• [WORK REQUIRED] What is the number of lines in the data below that contain "Empty"? Answer with that number and no other words.

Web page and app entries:

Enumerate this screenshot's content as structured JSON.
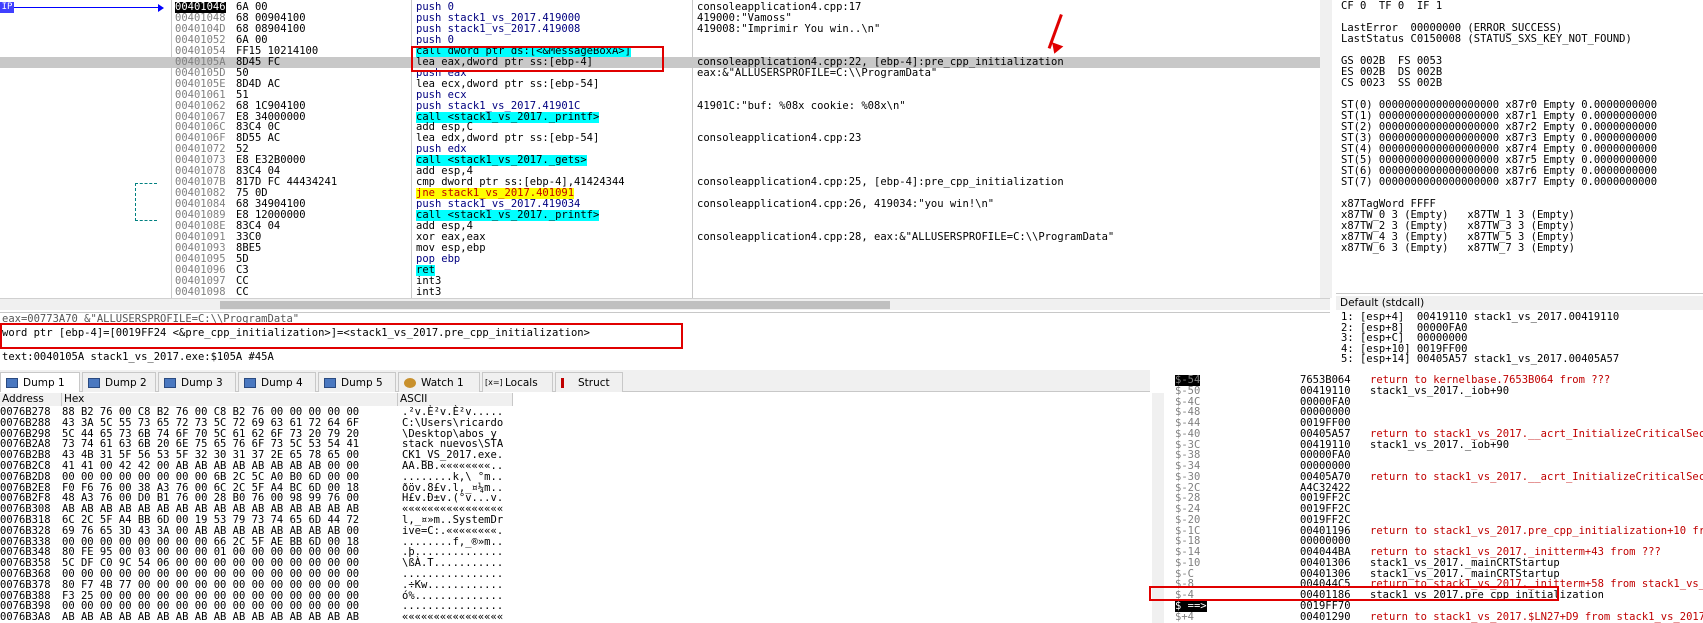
{
  "ip_label": "IP",
  "disasm": [
    {
      "addr": "00401046",
      "bytes": "6A 00",
      "instr": "push 0",
      "cmt": "consoleapplication4.cpp:17",
      "ip": true
    },
    {
      "addr": "00401048",
      "bytes": "68 00904100",
      "instr": "push stack1_vs_2017.419000",
      "cmt": "419000:\"Vamoss\""
    },
    {
      "addr": "0040104D",
      "bytes": "68 08904100",
      "instr": "push stack1_vs_2017.419008",
      "cmt": "419008:\"Imprimir You win..\\n\""
    },
    {
      "addr": "00401052",
      "bytes": "6A 00",
      "instr": "push 0",
      "cmt": ""
    },
    {
      "addr": "00401054",
      "bytes": "FF15 10214100",
      "instr": "call dword ptr ds:[<&MessageBoxA>]",
      "cmt": ""
    },
    {
      "addr": "0040105A",
      "bytes": "8D45 FC",
      "instr": "lea eax,dword ptr ss:[ebp-4]",
      "cmt": "consoleapplication4.cpp:22, [ebp-4]:pre_cpp_initialization",
      "hl": true
    },
    {
      "addr": "0040105D",
      "bytes": "50",
      "instr": "push eax",
      "cmt": "eax:&\"ALLUSERSPROFILE=C:\\\\ProgramData\""
    },
    {
      "addr": "0040105E",
      "bytes": "8D4D AC",
      "instr": "lea ecx,dword ptr ss:[ebp-54]",
      "cmt": ""
    },
    {
      "addr": "00401061",
      "bytes": "51",
      "instr": "push ecx",
      "cmt": ""
    },
    {
      "addr": "00401062",
      "bytes": "68 1C904100",
      "instr": "push stack1_vs_2017.41901C",
      "cmt": "41901C:\"buf: %08x cookie: %08x\\n\""
    },
    {
      "addr": "00401067",
      "bytes": "E8 34000000",
      "instr": "call <stack1_vs_2017._printf>",
      "cmt": ""
    },
    {
      "addr": "0040106C",
      "bytes": "83C4 0C",
      "instr": "add esp,C",
      "cmt": ""
    },
    {
      "addr": "0040106F",
      "bytes": "8D55 AC",
      "instr": "lea edx,dword ptr ss:[ebp-54]",
      "cmt": "consoleapplication4.cpp:23"
    },
    {
      "addr": "00401072",
      "bytes": "52",
      "instr": "push edx",
      "cmt": ""
    },
    {
      "addr": "00401073",
      "bytes": "E8 E32B0000",
      "instr": "call <stack1_vs_2017._gets>",
      "cmt": ""
    },
    {
      "addr": "00401078",
      "bytes": "83C4 04",
      "instr": "add esp,4",
      "cmt": ""
    },
    {
      "addr": "0040107B",
      "bytes": "817D FC 44434241",
      "instr": "cmp dword ptr ss:[ebp-4],41424344",
      "cmt": "consoleapplication4.cpp:25, [ebp-4]:pre_cpp_initialization"
    },
    {
      "addr": "00401082",
      "bytes": "75 0D",
      "instr": "jne stack1_vs_2017.401091",
      "cmt": ""
    },
    {
      "addr": "00401084",
      "bytes": "68 34904100",
      "instr": "push stack1_vs_2017.419034",
      "cmt": "consoleapplication4.cpp:26, 419034:\"you win!\\n\""
    },
    {
      "addr": "00401089",
      "bytes": "E8 12000000",
      "instr": "call <stack1_vs_2017._printf>",
      "cmt": ""
    },
    {
      "addr": "0040108E",
      "bytes": "83C4 04",
      "instr": "add esp,4",
      "cmt": ""
    },
    {
      "addr": "00401091",
      "bytes": "33C0",
      "instr": "xor eax,eax",
      "cmt": "consoleapplication4.cpp:28, eax:&\"ALLUSERSPROFILE=C:\\\\ProgramData\""
    },
    {
      "addr": "00401093",
      "bytes": "8BE5",
      "instr": "mov esp,ebp",
      "cmt": ""
    },
    {
      "addr": "00401095",
      "bytes": "5D",
      "instr": "pop ebp",
      "cmt": ""
    },
    {
      "addr": "00401096",
      "bytes": "C3",
      "instr": "ret",
      "cmt": ""
    },
    {
      "addr": "00401097",
      "bytes": "CC",
      "instr": "int3",
      "cmt": ""
    },
    {
      "addr": "00401098",
      "bytes": "CC",
      "instr": "int3",
      "cmt": ""
    }
  ],
  "regs": [
    "CF 0  TF 0  IF 1",
    "",
    "LastError  00000000 (ERROR_SUCCESS)",
    "LastStatus C0150008 (STATUS_SXS_KEY_NOT_FOUND)",
    "",
    "GS 002B  FS 0053",
    "ES 002B  DS 002B",
    "CS 0023  SS 002B",
    "",
    "ST(0) 0000000000000000000 x87r0 Empty 0.0000000000",
    "ST(1) 0000000000000000000 x87r1 Empty 0.0000000000",
    "ST(2) 0000000000000000000 x87r2 Empty 0.0000000000",
    "ST(3) 0000000000000000000 x87r3 Empty 0.0000000000",
    "ST(4) 0000000000000000000 x87r4 Empty 0.0000000000",
    "ST(5) 0000000000000000000 x87r5 Empty 0.0000000000",
    "ST(6) 0000000000000000000 x87r6 Empty 0.0000000000",
    "ST(7) 0000000000000000000 x87r7 Empty 0.0000000000",
    "",
    "x87TagWord FFFF",
    "x87TW_0 3 (Empty)   x87TW_1 3 (Empty)",
    "x87TW_2 3 (Empty)   x87TW_3 3 (Empty)",
    "x87TW_4 3 (Empty)   x87TW_5 3 (Empty)",
    "x87TW_6 3 (Empty)   x87TW_7 3 (Empty)"
  ],
  "callconv": "Default (stdcall)",
  "stackargs": [
    "1: [esp+4]  00419110 stack1_vs_2017.00419110",
    "2: [esp+8]  00000FA0",
    "3: [esp+C]  00000000",
    "4: [esp+10] 0019FF00",
    "5: [esp+14] 00405A57 stack1_vs_2017.00405A57"
  ],
  "info": {
    "line0": "eax=00773A70 &\"ALLUSERSPROFILE=C:\\\\ProgramData\"",
    "line1": "word ptr [ebp-4]=[0019FF24 <&pre_cpp_initialization>]=<stack1_vs_2017.pre_cpp_initialization>",
    "line2": "",
    "line3": "text:0040105A stack1_vs_2017.exe:$105A #45A"
  },
  "tabs": [
    {
      "label": "Dump 1",
      "active": true
    },
    {
      "label": "Dump 2"
    },
    {
      "label": "Dump 3"
    },
    {
      "label": "Dump 4"
    },
    {
      "label": "Dump 5"
    },
    {
      "label": "Watch 1"
    },
    {
      "label": "Locals",
      "prefix": "[x=]"
    },
    {
      "label": "Struct"
    }
  ],
  "dump_headers": {
    "address": "Address",
    "hex": "Hex",
    "ascii": "ASCII"
  },
  "dump": [
    {
      "a": "0076B278",
      "h": "88 B2 76 00 C8 B2 76 00 C8 B2 76 00 00 00 00 00",
      "c": ".²v.È²v.È²v....."
    },
    {
      "a": "0076B288",
      "h": "43 3A 5C 55 73 65 72 73 5C 72 69 63 61 72 64 6F",
      "c": "C:\\Users\\ricardo"
    },
    {
      "a": "0076B298",
      "h": "5C 44 65 73 6B 74 6F 70 5C 61 62 6F 73 20 79 20",
      "c": "\\Desktop\\abos y "
    },
    {
      "a": "0076B2A8",
      "h": "73 74 61 63 6B 20 6E 75 65 76 6F 73 5C 53 54 41",
      "c": "stack nuevos\\STA"
    },
    {
      "a": "0076B2B8",
      "h": "43 4B 31 5F 56 53 5F 32 30 31 37 2E 65 78 65 00",
      "c": "CK1_VS_2017.exe."
    },
    {
      "a": "0076B2C8",
      "h": "41 41 00 42 42 00 AB AB AB AB AB AB AB AB 00 00",
      "c": "AA.BB.««««««««.."
    },
    {
      "a": "0076B2D8",
      "h": "00 00 00 00 00 00 00 00 6B 2C 5C A0 B0 6D 00 00",
      "c": "........k,\\ °m.."
    },
    {
      "a": "0076B2E8",
      "h": "F0 F6 76 00 38 A3 76 00 6C 2C 5F A4 BC 6D 00 18",
      "c": "ðöv.8£v.l,_¤¼m.."
    },
    {
      "a": "0076B2F8",
      "h": "48 A3 76 00 D0 B1 76 00 28 B0 76 00 98 99 76 00",
      "c": "H£v.Ð±v.(°v...v."
    },
    {
      "a": "0076B308",
      "h": "AB AB AB AB AB AB AB AB AB AB AB AB AB AB AB AB",
      "c": "««««««««««««««««"
    },
    {
      "a": "0076B318",
      "h": "6C 2C 5F A4 BB 6D 00 19 53 79 73 74 65 6D 44 72",
      "c": "l,_¤»m..SystemDr"
    },
    {
      "a": "0076B328",
      "h": "69 76 65 3D 43 3A 00 AB AB AB AB AB AB AB AB 00",
      "c": "ive=C:.««««««««."
    },
    {
      "a": "0076B338",
      "h": "00 00 00 00 00 00 00 00 66 2C 5F AE BB 6D 00 18",
      "c": "........f,_®»m.."
    },
    {
      "a": "0076B348",
      "h": "80 FE 95 00 03 00 00 00 01 00 00 00 00 00 00 00",
      "c": ".þ.............."
    },
    {
      "a": "0076B358",
      "h": "5C DF C0 9C 54 06 00 00 00 00 00 00 00 00 00 00",
      "c": "\\ßÀ.T..........."
    },
    {
      "a": "0076B368",
      "h": "00 00 00 00 00 00 00 00 00 00 00 00 00 00 00 00",
      "c": "................"
    },
    {
      "a": "0076B378",
      "h": "80 F7 4B 77 00 00 00 00 00 00 00 00 00 00 00 00",
      "c": ".÷Kw............"
    },
    {
      "a": "0076B388",
      "h": "F3 25 00 00 00 00 00 00 00 00 00 00 00 00 00 00",
      "c": "ó%.............."
    },
    {
      "a": "0076B398",
      "h": "00 00 00 00 00 00 00 00 00 00 00 00 00 00 00 00",
      "c": "................"
    },
    {
      "a": "0076B3A8",
      "h": "AB AB AB AB AB AB AB AB AB AB AB AB AB AB AB AB",
      "c": "««««««««««««««««"
    }
  ],
  "stack": [
    {
      "o": "$-54",
      "v": "7653B064",
      "c": "return to kernelbase.7653B064 from ???",
      "ret": true,
      "top": true
    },
    {
      "o": "$-50",
      "v": "00419110",
      "c": "stack1_vs_2017._iob+90"
    },
    {
      "o": "$-4C",
      "v": "00000FA0",
      "c": ""
    },
    {
      "o": "$-48",
      "v": "00000000",
      "c": ""
    },
    {
      "o": "$-44",
      "v": "0019FF00",
      "c": ""
    },
    {
      "o": "$-40",
      "v": "00405A57",
      "c": "return to stack1_vs_2017.__acrt_InitializeCriticalSectionEx",
      "ret": true
    },
    {
      "o": "$-3C",
      "v": "00419110",
      "c": "stack1_vs_2017._iob+90"
    },
    {
      "o": "$-38",
      "v": "00000FA0",
      "c": ""
    },
    {
      "o": "$-34",
      "v": "00000000",
      "c": ""
    },
    {
      "o": "$-30",
      "v": "00405A70",
      "c": "return to stack1_vs_2017.__acrt_InitializeCriticalSectionEx",
      "ret": true
    },
    {
      "o": "$-2C",
      "v": "A4C32422",
      "c": ""
    },
    {
      "o": "$-28",
      "v": "0019FF2C",
      "c": ""
    },
    {
      "o": "$-24",
      "v": "0019FF2C",
      "c": ""
    },
    {
      "o": "$-20",
      "v": "0019FF2C",
      "c": ""
    },
    {
      "o": "$-1C",
      "v": "00401196",
      "c": "return to stack1_vs_2017.pre_cpp_initialization+10 from sta",
      "ret": true
    },
    {
      "o": "$-18",
      "v": "00000000",
      "c": ""
    },
    {
      "o": "$-14",
      "v": "004044BA",
      "c": "return to stack1_vs_2017._initterm+43 from ???",
      "ret": true
    },
    {
      "o": "$-10",
      "v": "00401306",
      "c": "stack1_vs_2017._mainCRTStartup"
    },
    {
      "o": "$-C",
      "v": "00401306",
      "c": "stack1_vs_2017._mainCRTStartup"
    },
    {
      "o": "$-8",
      "v": "004044C5",
      "c": "return to stack1_vs_2017._initterm+58 from stack1_vs_2017.@",
      "ret": true
    },
    {
      "o": "$-4",
      "v": "00401186",
      "c": "stack1_vs_2017.pre_cpp_initialization"
    },
    {
      "o": "$ ==>",
      "v": "0019FF70",
      "c": ""
    },
    {
      "o": "$+4",
      "v": "00401290",
      "c": "return to stack1_vs_2017.$LN27+D9 from stack1_vs_2017._main",
      "ret": true
    }
  ]
}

• [RESULT BELOW] 12